[REQUIREMENT]: Leave out the pictures and return every entry exactly as it appears.

[Opening RECORDS FOR THIS EXERCISE section]

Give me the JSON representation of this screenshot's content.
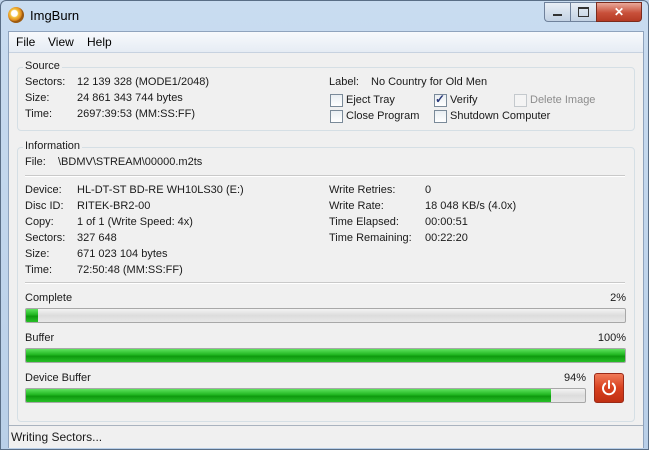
{
  "window": {
    "title": "ImgBurn"
  },
  "menu": [
    "File",
    "View",
    "Help"
  ],
  "source": {
    "legend": "Source",
    "sectors_label": "Sectors:",
    "sectors": "12 139 328 (MODE1/2048)",
    "size_label": "Size:",
    "size": "24 861 343 744 bytes",
    "time_label": "Time:",
    "time": "2697:39:53 (MM:SS:FF)",
    "disc_label_label": "Label:",
    "disc_label": "No Country for Old Men",
    "options": {
      "eject_tray": {
        "label": "Eject Tray",
        "checked": false,
        "enabled": true
      },
      "verify": {
        "label": "Verify",
        "checked": true,
        "enabled": true
      },
      "delete_image": {
        "label": "Delete Image",
        "checked": false,
        "enabled": false
      },
      "close_program": {
        "label": "Close Program",
        "checked": false,
        "enabled": true
      },
      "shutdown_computer": {
        "label": "Shutdown Computer",
        "checked": false,
        "enabled": true
      }
    }
  },
  "information": {
    "legend": "Information",
    "file_label": "File:",
    "file": "\\BDMV\\STREAM\\00000.m2ts",
    "device_label": "Device:",
    "device": "HL-DT-ST BD-RE WH10LS30 (E:)",
    "disc_id_label": "Disc ID:",
    "disc_id": "RITEK-BR2-00",
    "copy_label": "Copy:",
    "copy": "1 of 1 (Write Speed: 4x)",
    "sectors_label": "Sectors:",
    "sectors": "327 648",
    "size_label": "Size:",
    "size": "671 023 104 bytes",
    "time_label": "Time:",
    "time": "72:50:48 (MM:SS:FF)",
    "write_retries_label": "Write Retries:",
    "write_retries": "0",
    "write_rate_label": "Write Rate:",
    "write_rate": "18 048 KB/s (4.0x)",
    "time_elapsed_label": "Time Elapsed:",
    "time_elapsed": "00:00:51",
    "time_remaining_label": "Time Remaining:",
    "time_remaining": "00:22:20"
  },
  "progress": {
    "complete": {
      "label": "Complete",
      "percent_text": "2%",
      "value": 0.02
    },
    "buffer": {
      "label": "Buffer",
      "percent_text": "100%",
      "value": 1.0
    },
    "device_buffer": {
      "label": "Device Buffer",
      "percent_text": "94%",
      "value": 0.94
    }
  },
  "colors": {
    "progress_green": "#1fb51f",
    "abort_red": "#d8411f"
  },
  "icons": {
    "app": "imgburn-disc-icon",
    "abort": "power-icon"
  },
  "status": "Writing Sectors..."
}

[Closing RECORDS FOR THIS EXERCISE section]

[SOLUTION]:
Give me the JSON representation of this screenshot's content.
{
  "window": {
    "title": "ImgBurn"
  },
  "menu": [
    "File",
    "View",
    "Help"
  ],
  "source": {
    "legend": "Source",
    "sectors_label": "Sectors:",
    "sectors": "12 139 328 (MODE1/2048)",
    "size_label": "Size:",
    "size": "24 861 343 744 bytes",
    "time_label": "Time:",
    "time": "2697:39:53 (MM:SS:FF)",
    "disc_label_label": "Label:",
    "disc_label": "No Country for Old Men",
    "options": {
      "eject_tray": {
        "label": "Eject Tray",
        "checked": false,
        "enabled": true
      },
      "verify": {
        "label": "Verify",
        "checked": true,
        "enabled": true
      },
      "delete_image": {
        "label": "Delete Image",
        "checked": false,
        "enabled": false
      },
      "close_program": {
        "label": "Close Program",
        "checked": false,
        "enabled": true
      },
      "shutdown_computer": {
        "label": "Shutdown Computer",
        "checked": false,
        "enabled": true
      }
    }
  },
  "information": {
    "legend": "Information",
    "file_label": "File:",
    "file": "\\BDMV\\STREAM\\00000.m2ts",
    "device_label": "Device:",
    "device": "HL-DT-ST BD-RE WH10LS30 (E:)",
    "disc_id_label": "Disc ID:",
    "disc_id": "RITEK-BR2-00",
    "copy_label": "Copy:",
    "copy": "1 of 1 (Write Speed: 4x)",
    "sectors_label": "Sectors:",
    "sectors": "327 648",
    "size_label": "Size:",
    "size": "671 023 104 bytes",
    "time_label": "Time:",
    "time": "72:50:48 (MM:SS:FF)",
    "write_retries_label": "Write Retries:",
    "write_retries": "0",
    "write_rate_label": "Write Rate:",
    "write_rate": "18 048 KB/s (4.0x)",
    "time_elapsed_label": "Time Elapsed:",
    "time_elapsed": "00:00:51",
    "time_remaining_label": "Time Remaining:",
    "time_remaining": "00:22:20"
  },
  "progress": {
    "complete": {
      "label": "Complete",
      "percent_text": "2%",
      "value": 0.02
    },
    "buffer": {
      "label": "Buffer",
      "percent_text": "100%",
      "value": 1.0
    },
    "device_buffer": {
      "label": "Device Buffer",
      "percent_text": "94%",
      "value": 0.94
    }
  },
  "colors": {
    "progress_green": "#1fb51f",
    "abort_red": "#d8411f"
  },
  "icons": {
    "app": "imgburn-disc-icon",
    "abort": "power-icon"
  },
  "status": "Writing Sectors..."
}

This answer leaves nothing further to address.